They did the marketing equivalent of what we were doing in the Story Studio and took a step back and asked, what do children’s books, and in particular super high quality personalised picture books, actually do for adults and kids?

Their answer was a very memorable phrase that we’ve had a the heart of our company ever since — they articulated it like this: We give every grownup creative super powers to make magical, meaningful connections with a child.

Screenshot from Andy’s legendary (to me at least) brand deck

So at this point we’ve got two creative teams converging on the same idea — our books and our company are not about story telling per se, and certainly not about ’the Lost My Name story’, but rather they are about empowering adults to be creative and connect with the kids in their lives.

This was the explanation for the ‘hollowness’ of the film and the audio book in comparison to the picture book. Yes they were well executed and made sense as an extension of the Lost My Name story, but they lacked the killer feature of agency for the adult and thus the potential to create a shared experience. You watched the movie alone and the magic felt like it came from the Apple gods not your mum or dad.

So all this stuff is swirling around at the same time as we are trying to create a ‘digital strategy’ and generally keep the roof over our heads (seriously, we had major roof problems at the time).

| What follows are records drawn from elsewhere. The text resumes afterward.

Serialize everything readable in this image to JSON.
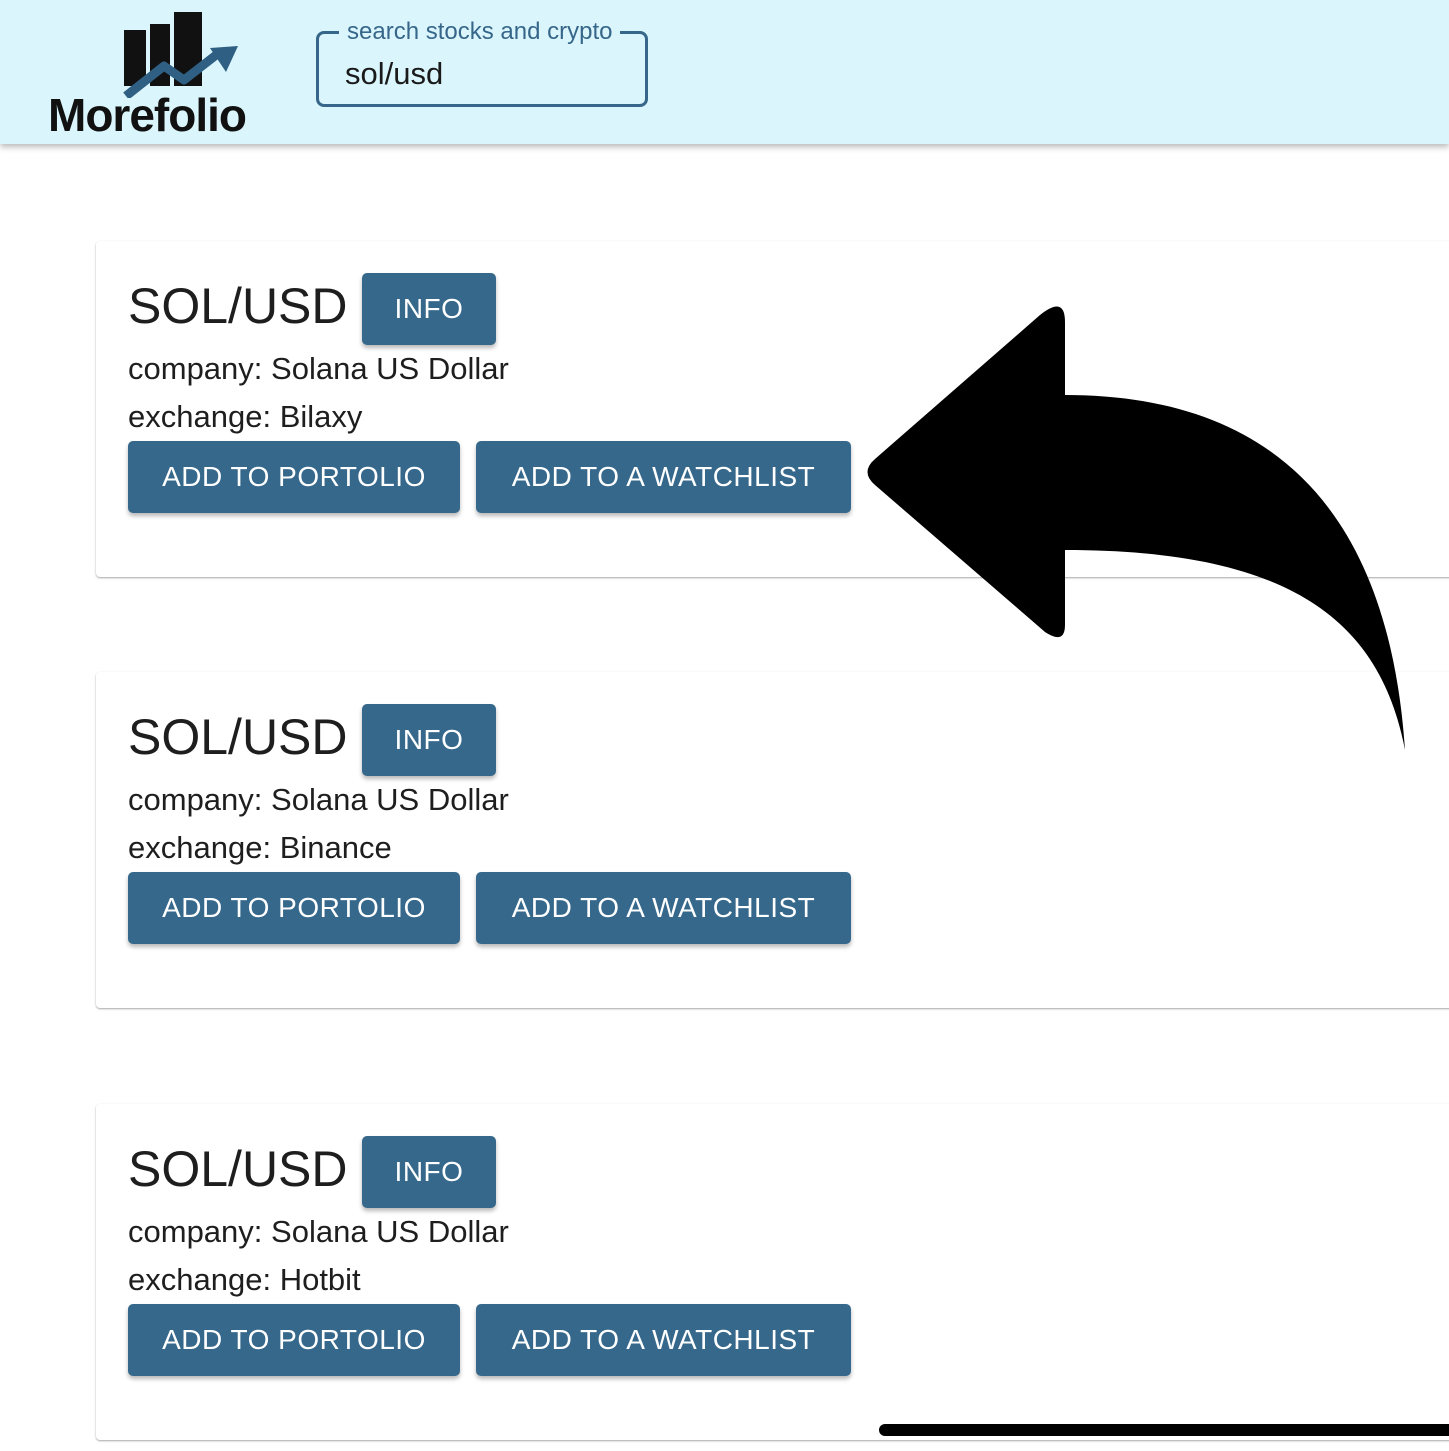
{
  "header": {
    "logo_text": "Morefolio",
    "search": {
      "label": "search stocks and crypto",
      "value": "sol/usd"
    }
  },
  "results": [
    {
      "symbol": "SOL/USD",
      "info_label": "INFO",
      "company_label": "company:",
      "company": "Solana US Dollar",
      "exchange_label": "exchange:",
      "exchange": "Bilaxy",
      "add_portfolio_label": "ADD TO PORTOLIO",
      "add_watchlist_label": "ADD TO A WATCHLIST"
    },
    {
      "symbol": "SOL/USD",
      "info_label": "INFO",
      "company_label": "company:",
      "company": "Solana US Dollar",
      "exchange_label": "exchange:",
      "exchange": "Binance",
      "add_portfolio_label": "ADD TO PORTOLIO",
      "add_watchlist_label": "ADD TO A WATCHLIST"
    },
    {
      "symbol": "SOL/USD",
      "info_label": "INFO",
      "company_label": "company:",
      "company": "Solana US Dollar",
      "exchange_label": "exchange:",
      "exchange": "Hotbit",
      "add_portfolio_label": "ADD TO PORTOLIO",
      "add_watchlist_label": "ADD TO A WATCHLIST"
    }
  ],
  "colors": {
    "header_bg": "#dbf5fc",
    "accent": "#36688b",
    "annotation_arrow": "#000000"
  },
  "icons": {
    "logo": "bar-chart-with-rising-arrow-icon",
    "annotation": "curved-arrow-left-icon"
  }
}
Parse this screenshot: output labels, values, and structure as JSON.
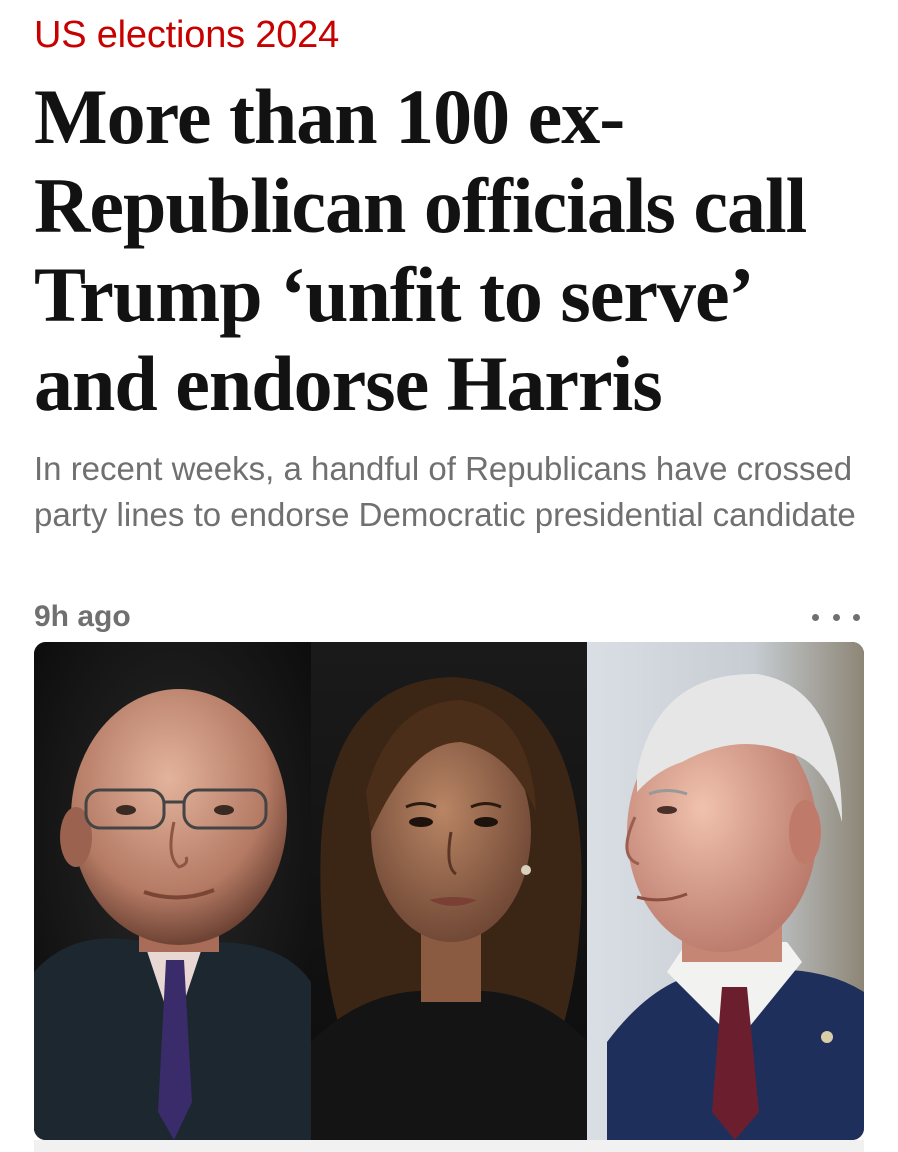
{
  "article": {
    "kicker": "US elections 2024",
    "headline": "More than 100 ex-Republican officials call Trump ‘unfit to serve’ and endorse Harris",
    "standfirst": "In recent weeks, a handful of Republicans have crossed party lines to endorse Democratic presidential candidate",
    "timestamp": "9h ago",
    "more_icon": "more-horizontal-icon"
  },
  "colors": {
    "kicker": "#c70000",
    "headline": "#121212",
    "meta": "#707070"
  }
}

Amid all this Liam had one of those ‘aha’ moments that happen every so often to people with the right experience in the right place surrounded by the right ideas… and he got Sharna, myself and Tal Oron (a founder of Lost My Name and the COO) into a small shed (we had to use some sheds as meeting rooms at that point) and introduced us to his concept for a new kind of e-picture book.

His insight was this — the reason that e-picture books are generally so rubbish is that they take away the agency of the adult in reading a story and replace them with technical tricks — Beeps, boops, general doodads that actually get in the way of the most important part of the interaction between the adult and the child, the adults voice.

His idea was this — what if we built a product that actually enhanced the role of the adults voice, using voice recognition technology, to bring the pictures and story themes to life in new ways? He called it ‘voice activated marionettes’. Everyone was blown away with the idea and the tiny demo he’d made.

Jaws hit the floor and we all high fived in the tiny shed — surely this was it, this was the digital product breakthrough we were looking for that could disrupt the eBooks category in the same way that Lost My Name had done so with personalised printed books.

The first working VoiceBook prototype created for an internal demo session. It works! Nearly.

It felt bigger than a product, it felt like a business platform. VoiceBook was born and we agreed to start hacking on it straight away…


Look out for the next chapter, Voyage, next week, which will include demos galore!

UPDATE: Read chapter II, Voyage, here!


If you like this kind of content, why not sign up for our Strange Tales newsletter to get invites to the monthly events we do exploring ‘unconventional story telling’.